Liver cirrhosis is the leading cause of end-stage liver disease. A hallmark of cirrhosis is fibrogenesis: secretion and deposition of excess extracellular matrix (ECM) proteins by hepatic stellate cells (HSCs). Prominent among secreted ECM proteins is collagen I. Although the role of collagen I deposition in cirrhosis is well known, therapies aimed at disrupting fibrogenesis are lacking. This is due in part to our poor understanding of procollagen I trafficking through the secretory pathway. Fibrogenic signals such as TGF? drive expression of the collagen I precursor procollagen I, which is subsequently cotranslationed into the endoplasmic reticulum (ER). Procollagen I fibrils oligomerize within the ER, forming a complex too large (~300nm) to package into canonical ER export vesicles (60-90nm). Thus, additional, unknown cellular machinery is necessary for procollagen I trafficking. If this machinery is disrupted, procollagen fibrils would be retained in the ER and lead to ER stress, activation of the unfolded protein response (UPR), and possibly apoptosis. Recent elegant studies performed in non-liver cells suggested that TANGO1 is critical for the transport of procollagens. Whether TANGO1 facilitates ER export and secretion of collagen I from HSCs, a critical step in fibrogenesis, is unknown. We hypothesize that TANGO1 drives procollagen I export from the ER, requires UPR signaling to mediate this effect, and together TANGO1 and the UPR are critical for fibrogenesis in vivo. This hypothesis is based on preliminary data showing (a) TANGO1 knockdown disrupts procollagen I ER export, leading to UPR signaling and HSC apoptosis, (b) TANGO1 expression is mediated, at least in part, by the UPR-activated transcription factor XBP1, and (c) TANGO1+/- mice are protected from cirrhosis development. The novelty and relevance of studying the role of TANGO1 in procollagen I trafficking and its regulation are two-fold: 1) we can identify new targets to disrupt collagen I secretion in fibrogenesis, and 2) failure to resolve ER stress driven by procollagen I retention may lead to HSC apoptosis. The latter mechanism is favorable for fibrosis resolution. Our long-term goal is to elucidate mechanisms of procollagen I trafficking within HSCs and identify novel therapeutic targets to treat liver cirrhosis. The research proposed here will utilize rigorous in vitro and in vivo approaches to unveil the mechanisms of TANGO1-mediated procollagen I trafficking in HSCs, the regulatory relationship between TANGO1 and the UPR during HSC activation, and finally the role of TANGO1 and the UPR in fibrogenesis and fibrosis regression.

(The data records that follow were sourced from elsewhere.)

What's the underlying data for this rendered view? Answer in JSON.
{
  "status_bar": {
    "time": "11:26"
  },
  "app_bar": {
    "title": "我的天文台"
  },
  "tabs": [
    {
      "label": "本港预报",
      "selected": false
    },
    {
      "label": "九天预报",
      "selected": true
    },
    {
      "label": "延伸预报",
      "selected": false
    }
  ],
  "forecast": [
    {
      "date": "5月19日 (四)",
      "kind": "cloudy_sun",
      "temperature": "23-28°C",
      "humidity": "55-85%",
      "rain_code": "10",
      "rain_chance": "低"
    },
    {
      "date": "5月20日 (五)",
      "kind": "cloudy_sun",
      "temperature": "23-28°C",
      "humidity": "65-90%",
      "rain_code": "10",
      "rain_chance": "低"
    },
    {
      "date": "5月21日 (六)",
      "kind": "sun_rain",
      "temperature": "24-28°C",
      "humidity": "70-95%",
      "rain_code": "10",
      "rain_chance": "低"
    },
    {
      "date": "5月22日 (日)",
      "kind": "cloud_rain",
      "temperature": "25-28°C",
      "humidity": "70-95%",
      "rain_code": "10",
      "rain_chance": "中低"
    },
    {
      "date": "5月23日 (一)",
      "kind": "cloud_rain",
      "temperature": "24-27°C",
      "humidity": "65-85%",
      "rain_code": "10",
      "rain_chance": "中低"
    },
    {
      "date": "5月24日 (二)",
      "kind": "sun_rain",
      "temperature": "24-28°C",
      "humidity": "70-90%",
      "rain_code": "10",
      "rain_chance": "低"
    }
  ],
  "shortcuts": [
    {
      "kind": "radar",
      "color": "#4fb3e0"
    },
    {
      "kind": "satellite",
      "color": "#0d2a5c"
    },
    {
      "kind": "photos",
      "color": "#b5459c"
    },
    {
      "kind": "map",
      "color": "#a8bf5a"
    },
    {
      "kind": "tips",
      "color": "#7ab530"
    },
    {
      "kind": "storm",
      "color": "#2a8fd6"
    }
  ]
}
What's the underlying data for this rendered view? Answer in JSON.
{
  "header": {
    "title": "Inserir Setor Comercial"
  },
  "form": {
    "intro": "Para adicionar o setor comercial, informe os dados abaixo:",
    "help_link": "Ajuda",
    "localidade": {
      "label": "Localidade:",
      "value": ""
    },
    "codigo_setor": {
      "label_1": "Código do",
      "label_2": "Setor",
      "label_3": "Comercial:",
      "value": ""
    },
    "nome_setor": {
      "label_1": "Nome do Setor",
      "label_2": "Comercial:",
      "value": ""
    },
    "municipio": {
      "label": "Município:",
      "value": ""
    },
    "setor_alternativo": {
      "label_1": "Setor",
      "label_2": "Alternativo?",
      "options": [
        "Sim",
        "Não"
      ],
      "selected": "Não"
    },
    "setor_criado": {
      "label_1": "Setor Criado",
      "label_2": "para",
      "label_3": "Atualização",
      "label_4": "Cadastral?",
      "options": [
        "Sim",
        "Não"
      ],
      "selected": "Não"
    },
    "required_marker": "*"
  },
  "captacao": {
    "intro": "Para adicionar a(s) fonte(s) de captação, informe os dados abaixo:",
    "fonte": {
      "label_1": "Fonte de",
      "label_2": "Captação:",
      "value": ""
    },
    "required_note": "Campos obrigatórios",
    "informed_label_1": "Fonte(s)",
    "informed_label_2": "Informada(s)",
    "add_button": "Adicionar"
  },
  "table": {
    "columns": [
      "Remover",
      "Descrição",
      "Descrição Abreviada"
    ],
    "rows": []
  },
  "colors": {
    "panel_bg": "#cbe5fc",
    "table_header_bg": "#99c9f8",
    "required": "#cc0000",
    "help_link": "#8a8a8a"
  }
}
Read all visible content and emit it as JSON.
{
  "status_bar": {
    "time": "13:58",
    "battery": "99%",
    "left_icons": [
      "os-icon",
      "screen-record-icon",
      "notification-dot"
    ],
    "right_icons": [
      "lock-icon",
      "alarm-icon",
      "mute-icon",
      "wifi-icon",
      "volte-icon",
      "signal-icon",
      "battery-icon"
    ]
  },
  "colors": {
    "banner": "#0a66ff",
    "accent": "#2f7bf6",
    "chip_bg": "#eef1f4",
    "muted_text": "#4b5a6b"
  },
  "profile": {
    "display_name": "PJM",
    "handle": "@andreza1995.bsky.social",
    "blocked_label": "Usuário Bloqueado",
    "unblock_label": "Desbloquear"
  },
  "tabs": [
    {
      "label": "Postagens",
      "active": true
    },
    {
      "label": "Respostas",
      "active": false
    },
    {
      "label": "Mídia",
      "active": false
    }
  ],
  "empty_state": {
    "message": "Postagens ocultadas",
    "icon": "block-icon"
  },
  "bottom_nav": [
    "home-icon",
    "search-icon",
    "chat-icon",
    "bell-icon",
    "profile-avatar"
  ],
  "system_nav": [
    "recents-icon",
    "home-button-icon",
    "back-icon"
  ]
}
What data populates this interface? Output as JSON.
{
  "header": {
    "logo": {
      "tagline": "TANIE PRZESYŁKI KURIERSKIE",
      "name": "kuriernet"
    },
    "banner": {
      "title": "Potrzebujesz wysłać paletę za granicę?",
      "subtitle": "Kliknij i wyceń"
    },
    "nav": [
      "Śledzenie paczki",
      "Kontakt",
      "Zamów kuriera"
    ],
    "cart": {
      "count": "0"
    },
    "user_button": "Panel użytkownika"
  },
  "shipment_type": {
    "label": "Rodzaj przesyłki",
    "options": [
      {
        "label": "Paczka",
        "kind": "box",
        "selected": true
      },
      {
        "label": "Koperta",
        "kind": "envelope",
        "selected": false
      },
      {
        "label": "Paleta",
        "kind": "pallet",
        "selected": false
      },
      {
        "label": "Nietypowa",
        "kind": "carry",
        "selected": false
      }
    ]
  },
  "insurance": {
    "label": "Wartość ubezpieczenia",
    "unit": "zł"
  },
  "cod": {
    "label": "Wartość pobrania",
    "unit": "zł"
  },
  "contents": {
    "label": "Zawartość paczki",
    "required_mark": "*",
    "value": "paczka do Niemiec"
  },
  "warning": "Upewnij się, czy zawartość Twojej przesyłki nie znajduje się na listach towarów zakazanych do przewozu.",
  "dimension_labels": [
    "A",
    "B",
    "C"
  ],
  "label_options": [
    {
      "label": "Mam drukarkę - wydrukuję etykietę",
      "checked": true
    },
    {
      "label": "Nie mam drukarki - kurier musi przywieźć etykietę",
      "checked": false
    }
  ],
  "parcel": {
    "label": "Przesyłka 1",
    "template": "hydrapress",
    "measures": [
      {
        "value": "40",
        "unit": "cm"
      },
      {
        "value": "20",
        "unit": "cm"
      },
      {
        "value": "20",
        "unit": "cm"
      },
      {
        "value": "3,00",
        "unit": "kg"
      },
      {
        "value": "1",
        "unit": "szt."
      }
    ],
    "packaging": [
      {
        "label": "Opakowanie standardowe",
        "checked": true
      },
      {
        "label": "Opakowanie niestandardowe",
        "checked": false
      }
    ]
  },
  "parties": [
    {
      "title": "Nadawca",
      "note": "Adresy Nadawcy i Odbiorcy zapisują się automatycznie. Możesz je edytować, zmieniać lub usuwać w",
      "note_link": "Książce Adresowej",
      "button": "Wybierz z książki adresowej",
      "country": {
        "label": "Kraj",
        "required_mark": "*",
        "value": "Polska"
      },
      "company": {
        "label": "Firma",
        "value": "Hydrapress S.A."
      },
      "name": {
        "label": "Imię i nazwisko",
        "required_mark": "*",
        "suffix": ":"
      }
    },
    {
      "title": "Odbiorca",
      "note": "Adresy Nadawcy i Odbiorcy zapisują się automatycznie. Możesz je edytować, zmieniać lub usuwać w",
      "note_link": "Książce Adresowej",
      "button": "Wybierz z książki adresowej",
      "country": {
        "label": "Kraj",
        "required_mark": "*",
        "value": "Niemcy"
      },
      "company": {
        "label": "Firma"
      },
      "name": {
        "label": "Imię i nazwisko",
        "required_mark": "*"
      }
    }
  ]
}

Liver cirrhosis develops in response to continued injury to the liver, which increases the formation of scar tissue. An important part of scar tissue is collagen I which is made by liver cells. Treatments aimed at disrupting collagen I incorporation into scar tissue have had limited success in treating liver fibrosis, leading us to study how liver cells produce and release collagen I. The goal of our research is to understand how collagen I is moved so that new treatments can target this process and thereby limit collagen I release and scar tissue formation.